    In the framework of 4E4Earth, ties will be established with the community and industry. On the first note, a 4E4Earth Open Day will be developed: a day focused on brining innovations in environmental engineering to the wider public. Additionally, engineering students in the program will run workshops at local high schools, in English, on entrepreneurship & environmental engineering.  Finally, a two-week summer workshop will be developed in both Israel and Europe, with seminars, workshops, and industry speakers, where students will work on research projects in cooperation with local companies.

    One of Israel's national priorities is fostering the education-innovation-research triangle; 4E4Earth addresses this priority directly with its unique curriculum and human resource development. In addition, the higher education authority in Israel emphasizes the development of graduates' English skills, which are vital in light of the rapid globalizing forces at play in both academia and industry. To flourish in today's world, future engineers need these English skills as well as specific and relevant knowledge in both entrepreneurship and environmental engineering.

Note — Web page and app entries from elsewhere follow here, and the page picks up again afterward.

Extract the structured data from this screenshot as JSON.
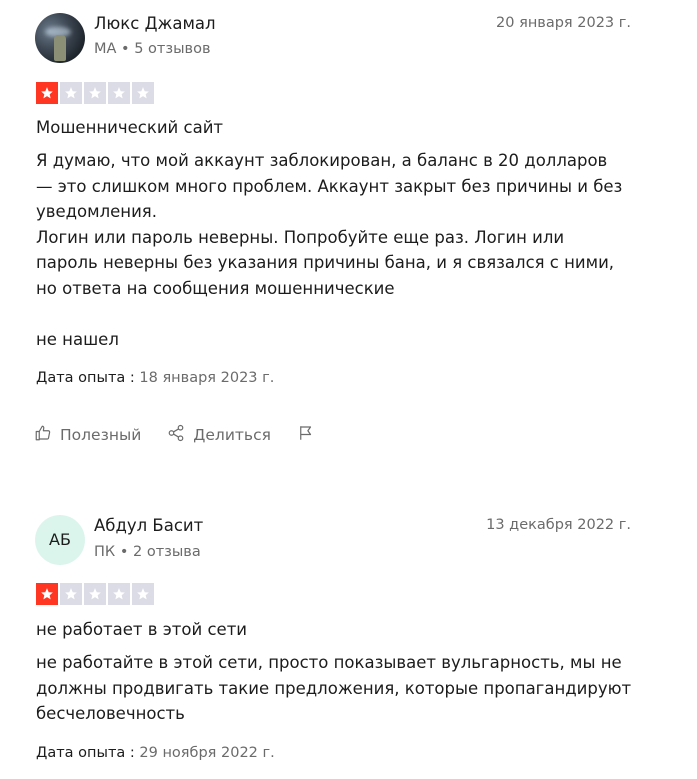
{
  "reviews": [
    {
      "author": "Люкс Джамал",
      "initials": "",
      "avatar_type": "photo",
      "country": "MA",
      "reviews_count": "5 отзывов",
      "date": "20 января 2023 г.",
      "rating": 1,
      "title": "Мошеннический сайт",
      "body": "Я думаю, что мой аккаунт заблокирован, а баланс в 20 долларов\n— это слишком много проблем. Аккаунт закрыт без причины и без\nуведомления.\nЛогин или пароль неверны. Попробуйте еще раз. Логин или\nпароль неверны без указания причины бана, и я связался с ними,\nно ответа на сообщения мошеннические\n\nне нашел",
      "experience_label": "Дата опыта :",
      "experience_date": "18 января 2023 г.",
      "actions": {
        "useful_label": "Полезный",
        "share_label": "Делиться"
      }
    },
    {
      "author": "Абдул Басит",
      "initials": "АБ",
      "avatar_type": "initials",
      "country": "ПК",
      "reviews_count": "2 отзыва",
      "date": "13 декабря 2022 г.",
      "rating": 1,
      "title": "не работает в этой сети",
      "body": "не работайте в этой сети, просто показывает вульгарность, мы не\nдолжны продвигать такие предложения, которые пропагандируют\nбесчеловечность",
      "experience_label": "Дата опыта :",
      "experience_date": "29 ноября 2022 г."
    }
  ],
  "meta_separator": "•",
  "colors": {
    "star_filled": "#ff3722",
    "star_empty": "#dcdce6",
    "initials_avatar_bg": "#dcf5ec",
    "muted_text": "#6b6b6b"
  },
  "icons": {
    "useful": "thumbs-up-icon",
    "share": "share-icon",
    "report": "flag-icon",
    "star": "star-icon"
  }
}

    Following the success of the Tempus-EFA project, SCE has proven experience managing Tempus projects. The cooperative partnerships developed during the project and knowledge gained regarding entrepreneurship education can be further exploited and developed for the proposed 4E4Earth Tempus project. Finally, the project is in line with the Bologna process initiatives, such as the standardization and modernisation of higher education.